Chinese photographer challenges stereotypes by capturing images of senior fashion
Published: Dec 04, 2020 02:26 AM Updated: Dec 03, 2020 10:26 PM

Photo: Courtesy of Qin Xiao

When Chinese photographer Qin Xiao began taking pictures of elderly passersby on the street to highlight and show their fashion choices to the public, he never imagined that the project would end up changing stereotypes about seniors. 

Qin Xiao, who was a commercial photographer, has been obsessed with street photography since 2011. He told the Global Times on Thursday that it is because he loves observing human's natural state.

Qin is often drawn by passersby on the streets whenever he walks around Shanghai, one of China's youngest modern cities. He first started out in 2011 by taking pictures of young people with fashionable taste on the streets for a Japanese website, but he soon found himself attracted by the fashion choices of the elderly.

"When shooting young people on streets, I found that the elderly can also dress very attractively and have their own styles, so I started recording senior people's fashion starting from 2017," Qin said.

Through his photography and observation over the years, Qin began noticing some of the differences between the younger and older generations when it came to fashion. While young people prefer chasing after the latest fashion trends, the elderly seem more constant, with their choices becoming in a way their own special fashion trend.

Qin has categorized the several kinds of clothing styles he has noticed senior citizens wearing. Some seniors do not seem to purposely dress up, but their natural look holds a lot of charm for Qin's camera.

Photo: Courtesy of Qin Xiao

Like in one photo Qin showed to the Global Times, a man who looks to be in his 60s can be seen walking leisurely down the street with two bags of vegetables. Qin explained that the man had just walked out of a grocery store.

The man wears a white shirt and trousers that are rolled up at the bottom, so that a pair of orange leather shoes can be seen. A clear plastic bag is in his left hand, while the right sports a blue bag. His clothing seems casual but colors come together very harmoniously.

Other seniors may prefer colorful clothes with a variety of patterns. In another photo, there is a man wearing a multi-colored shirt who sits on a chair in an unconstrained pose. Qin said that if a younger man had worn that shirt, he wouldn't be able to rein in so many colors, but this senior man with full of life experience is able to display the shirt's real charm.

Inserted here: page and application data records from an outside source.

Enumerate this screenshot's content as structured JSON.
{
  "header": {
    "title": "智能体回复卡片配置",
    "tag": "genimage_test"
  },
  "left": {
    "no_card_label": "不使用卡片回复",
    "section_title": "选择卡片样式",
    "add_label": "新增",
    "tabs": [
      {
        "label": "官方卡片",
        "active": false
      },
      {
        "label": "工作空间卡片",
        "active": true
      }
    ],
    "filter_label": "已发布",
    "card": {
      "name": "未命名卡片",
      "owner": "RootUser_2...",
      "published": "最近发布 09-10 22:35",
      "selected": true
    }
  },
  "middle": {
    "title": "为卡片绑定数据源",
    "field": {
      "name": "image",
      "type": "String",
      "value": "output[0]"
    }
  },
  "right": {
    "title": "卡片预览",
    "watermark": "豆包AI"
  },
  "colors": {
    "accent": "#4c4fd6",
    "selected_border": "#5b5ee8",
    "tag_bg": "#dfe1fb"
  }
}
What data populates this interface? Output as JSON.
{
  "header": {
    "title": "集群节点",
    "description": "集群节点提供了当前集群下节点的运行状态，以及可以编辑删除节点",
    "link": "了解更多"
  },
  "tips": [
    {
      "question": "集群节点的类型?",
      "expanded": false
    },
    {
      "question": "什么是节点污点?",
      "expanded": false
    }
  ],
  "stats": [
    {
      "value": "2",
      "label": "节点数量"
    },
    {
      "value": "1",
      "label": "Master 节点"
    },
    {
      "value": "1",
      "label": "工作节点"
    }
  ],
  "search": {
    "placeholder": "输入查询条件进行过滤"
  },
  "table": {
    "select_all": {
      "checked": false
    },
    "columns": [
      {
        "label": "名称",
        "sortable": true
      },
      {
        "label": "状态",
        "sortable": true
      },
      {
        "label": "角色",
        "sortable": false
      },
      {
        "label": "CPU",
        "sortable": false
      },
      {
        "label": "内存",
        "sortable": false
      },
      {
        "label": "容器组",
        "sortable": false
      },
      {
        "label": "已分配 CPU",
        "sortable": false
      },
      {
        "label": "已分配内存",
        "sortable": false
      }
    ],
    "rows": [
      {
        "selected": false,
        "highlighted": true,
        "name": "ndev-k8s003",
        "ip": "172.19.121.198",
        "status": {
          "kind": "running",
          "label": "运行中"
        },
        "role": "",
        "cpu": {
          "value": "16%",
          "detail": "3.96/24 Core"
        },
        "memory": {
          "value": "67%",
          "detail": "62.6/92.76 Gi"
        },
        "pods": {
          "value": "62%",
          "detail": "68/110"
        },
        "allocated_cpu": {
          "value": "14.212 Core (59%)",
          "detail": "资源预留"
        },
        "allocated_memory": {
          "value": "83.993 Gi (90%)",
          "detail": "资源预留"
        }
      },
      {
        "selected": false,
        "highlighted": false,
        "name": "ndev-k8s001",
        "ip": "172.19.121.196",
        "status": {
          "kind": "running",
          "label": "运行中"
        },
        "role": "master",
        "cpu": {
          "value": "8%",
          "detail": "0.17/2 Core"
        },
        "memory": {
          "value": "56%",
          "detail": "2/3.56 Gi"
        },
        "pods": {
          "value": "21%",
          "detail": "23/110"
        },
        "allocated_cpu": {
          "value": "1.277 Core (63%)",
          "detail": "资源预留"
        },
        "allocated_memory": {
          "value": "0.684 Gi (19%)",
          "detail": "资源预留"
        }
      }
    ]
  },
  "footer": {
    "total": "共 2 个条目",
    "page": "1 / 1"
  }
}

The elderly in Qin's photos have broken free of the many stereotypes people have about senior citizens, including that they are boring and unfashionable. They are lively and colorful, and clearly possess their own understanding of fashion.

Qin has registered an account on China's Twitter-like Sina Weibo and an Instagram account called Senior Fashion Hub, on which he posts these photos to share the beauty of senior citizens and show young people how wonderful their lives can be. 

He has also held four photography exhibitions at various galleries. 

"One of my friends had no reaction when she heard about my photography project for the first time, but when she saw the photos at an exhibition, I could see her eyes light up and I knew she had been touched."

Qin said he hopes to hold an exhibition in a park near his home and invite some senior residents to appreciate his work and discover how attractive they can be.

"After seeing my photos, an owner of a bookstore told me my works are recording today's China."

He also plans to expand beyond Shanghai and go to more places in China and even abroad to collect more images of senior fashion.